The government has long touted the facility as crucial to the country’s nuclear energy policy, but construction has been plagued by difficulties since starting nearly three decades ago. And now, with low demand for the plutonium that the plant would extract, some are questioning the need for the project to be continued at all.
Nearly 30 years of trouble
Rokkasho would become Japan’s first commercial facility with the capability to reprocess spent nuclear fuel and extract reusable plutonium. The plutonium would then be mixed with uranium to produce what is known as mixed oxide, or MOX, fuel. This would be used to power nuclear plants across the country, helping Japan reduce its reliance on energy imports.The government also says the facility would help reduce spent fuel, which is taking up storage space at nuclear plants. If the fuel isn’t reprocessed, these plants may reach their storage limits and be forced to halt operations.
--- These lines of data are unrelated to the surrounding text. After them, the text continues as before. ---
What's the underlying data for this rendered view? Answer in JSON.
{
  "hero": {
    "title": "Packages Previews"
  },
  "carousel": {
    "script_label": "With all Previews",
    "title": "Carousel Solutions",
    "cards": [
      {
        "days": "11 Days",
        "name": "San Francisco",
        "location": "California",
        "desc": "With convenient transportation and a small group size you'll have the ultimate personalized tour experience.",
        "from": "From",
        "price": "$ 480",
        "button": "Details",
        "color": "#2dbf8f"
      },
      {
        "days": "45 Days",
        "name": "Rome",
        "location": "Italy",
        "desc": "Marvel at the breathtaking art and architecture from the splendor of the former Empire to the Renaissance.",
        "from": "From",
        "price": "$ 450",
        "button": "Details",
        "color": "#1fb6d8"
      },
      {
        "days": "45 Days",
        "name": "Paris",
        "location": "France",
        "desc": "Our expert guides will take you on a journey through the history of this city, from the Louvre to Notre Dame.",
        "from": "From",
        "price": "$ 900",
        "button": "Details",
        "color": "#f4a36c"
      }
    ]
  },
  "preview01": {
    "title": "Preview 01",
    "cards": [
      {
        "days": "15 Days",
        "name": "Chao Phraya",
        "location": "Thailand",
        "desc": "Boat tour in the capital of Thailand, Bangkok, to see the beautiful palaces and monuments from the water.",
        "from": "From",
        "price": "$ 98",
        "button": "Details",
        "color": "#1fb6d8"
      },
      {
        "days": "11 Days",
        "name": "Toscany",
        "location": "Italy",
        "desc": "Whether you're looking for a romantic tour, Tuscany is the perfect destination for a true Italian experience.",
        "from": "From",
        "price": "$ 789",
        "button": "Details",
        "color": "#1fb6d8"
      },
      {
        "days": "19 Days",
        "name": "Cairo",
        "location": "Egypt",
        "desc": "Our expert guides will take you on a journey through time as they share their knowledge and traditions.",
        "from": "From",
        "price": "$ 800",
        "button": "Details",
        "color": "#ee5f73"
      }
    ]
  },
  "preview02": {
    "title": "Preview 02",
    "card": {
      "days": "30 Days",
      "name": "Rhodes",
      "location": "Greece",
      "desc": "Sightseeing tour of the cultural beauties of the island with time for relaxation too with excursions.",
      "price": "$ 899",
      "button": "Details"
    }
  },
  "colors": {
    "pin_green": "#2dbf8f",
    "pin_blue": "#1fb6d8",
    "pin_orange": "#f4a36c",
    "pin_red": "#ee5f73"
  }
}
Construction on the plant in Rokkasho Village, Aomori Prefecture, began in 1993. It was initially scheduled to be completed in 1997 but a string of technical problems forced officials to repeatedly push back the deadline.
Trial operations began in 2006 but were halted after a series of technical issues. Then, construction had to be altered so the plant would meet stricter safety requirements implemented by the government after the 2011 Fukushima Daiichi nuclear disaster. In 2014, Japan Nuclear Fuel Limited, the operator of the Rokkasho Plant, applied for a safety screening with the Nuclear Regulation Authority, and last month, the facility was judged to have met the new standards.
But even as the plant inches closer to going online, serious questions are being raised about the need for such a facility, given the low demand for reprocessed plutonium. Currently, only four reactors in the country are approved to be powered by MOX fuel. And given that the use of MOX requires local government consent, and that regulators have been slow to bring nuclear plants back online in the wake of the Fukushima disaster, it is unlikely that this number will increase any time soon.
Furthermore, unused plutonium can’t simply be stored. Japan is committed to an international effort to reduce stockpiles of the element, as it can also be used for the development of nuclear weapons. The country already possesses 46 tons of plutonium, believed to be enough to power thousands of atomic bombs. Rokkasho would have the capacity to produce an additional seven tons annually.
The plant’s lengthy construction has also led to a ballooning price tag. The initial cost of the project was estimated at about $7.1 billion. The tab now sits at nearly $28 billion. The total cost, including operations and eventual decommissioning work, is expected to come out to a staggering $130 billion—much of it paid for by consumers in the form of electricity bills.
Researcher calls for the plan to be reviewed
Dr. Suzuki Tatsujiro, Vice Director at Nagasaki University’s Research Center for Nuclear Weapons Abolition (RECNA) and a nuclear policy expert who once served on the country’s Atomic Energy Commission, is one of those who has serious doubts about the viability of the Rokkasho plant.
He says the huge costs of reprocessing and the security issues, such as risk of excess plutonium being stolen, should be weighed against the benefits espoused by the government.
Rokkasho is currently scheduled to be completed by September 2021, at which point the facility will have to undergo a final screening procedure for its equipment. But regulators seem to think this timeline is unrealistic, given the current state of the plant. Suzuki says, instead of plowing ahead toward the finish line, now is the time to reflect on whether construction should be continued at all.
“Some Western countries have abandoned their reprocessing programs,” he says. “And I can’t think of convincing reasons for Japan to continue. Now might be the time for a review.”